(DATASET begins)

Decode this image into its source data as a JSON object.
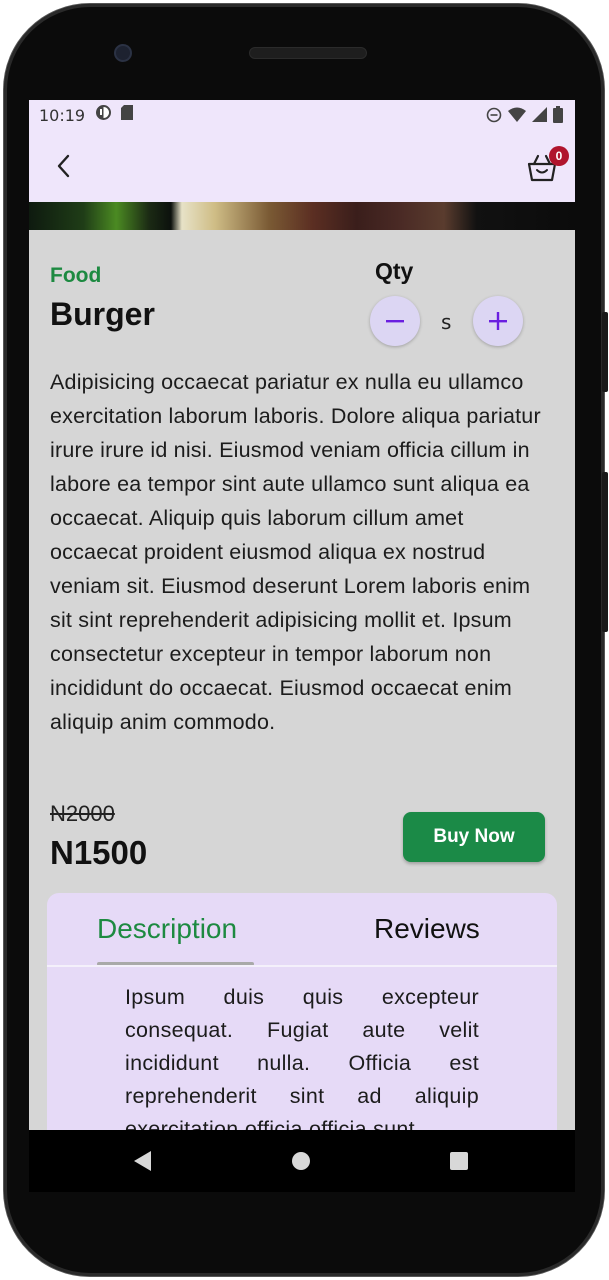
{
  "status_bar": {
    "time": "10:19",
    "icons": [
      "sim-data-icon",
      "sd-card-icon",
      "do-not-disturb-icon",
      "wifi-icon",
      "signal-icon",
      "battery-icon"
    ]
  },
  "app_bar": {
    "back_icon": "chevron-left-icon",
    "cart_icon": "shopping-basket-icon",
    "cart_count": "0"
  },
  "product": {
    "category": "Food",
    "name": "Burger",
    "qty_label": "Qty",
    "qty_value": "s",
    "description": "Adipisicing occaecat pariatur ex nulla eu ullamco exercitation laborum laboris. Dolore aliqua pariatur irure irure id nisi. Eiusmod veniam officia cillum in labore ea tempor sint aute ullamco sunt aliqua ea occaecat. Aliquip quis laborum cillum amet occaecat proident eiusmod aliqua ex nostrud veniam sit. Eiusmod deserunt Lorem laboris enim sit sint reprehenderit adipisicing mollit et. Ipsum consectetur excepteur in tempor laborum non incididunt do occaecat. Eiusmod occaecat enim aliquip anim commodo.",
    "old_price": "N2000",
    "price": "N1500",
    "buy_label": "Buy Now"
  },
  "tabs": {
    "items": [
      {
        "label": "Description",
        "active": true
      },
      {
        "label": "Reviews",
        "active": false
      }
    ],
    "content": "Ipsum duis quis excepteur consequat. Fugiat aute velit incididunt nulla. Officia est reprehenderit sint ad aliquip exercitation officia officia sunt"
  },
  "colors": {
    "accent_green": "#1d8a41",
    "app_bar_bg": "#efe6fb",
    "screen_bg": "#d6d6d6",
    "tab_card_bg": "#e6daf7",
    "qty_icon": "#6a1ee0",
    "badge": "#b0142d"
  },
  "nav_bar": {
    "icons": [
      "nav-back-icon",
      "nav-home-icon",
      "nav-recents-icon"
    ]
  }
}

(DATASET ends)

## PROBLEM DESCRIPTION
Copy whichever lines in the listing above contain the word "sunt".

## OUTPUT FOR THIS TASK
    "description": "Adipisicing occaecat pariatur ex nulla eu ullamco exercitation laborum laboris. Dolore aliqua pariatur irure irure id nisi. Eiusmod veniam officia cillum in labore ea tempor sint aute ullamco sunt aliqua ea occaecat. Aliquip quis laborum cillum amet occaecat proident eiusmod aliqua ex nostrud veniam sit. Eiusmod deserunt Lorem laboris enim sit sint reprehenderit adipisicing mollit et. Ipsum consectetur excepteur in tempor laborum non incididunt do occaecat. Eiusmod occaecat enim aliquip anim commodo.",
    "content": "Ipsum duis quis excepteur consequat. Fugiat aute velit incididunt nulla. Officia est reprehenderit sint ad aliquip exercitation officia officia sunt"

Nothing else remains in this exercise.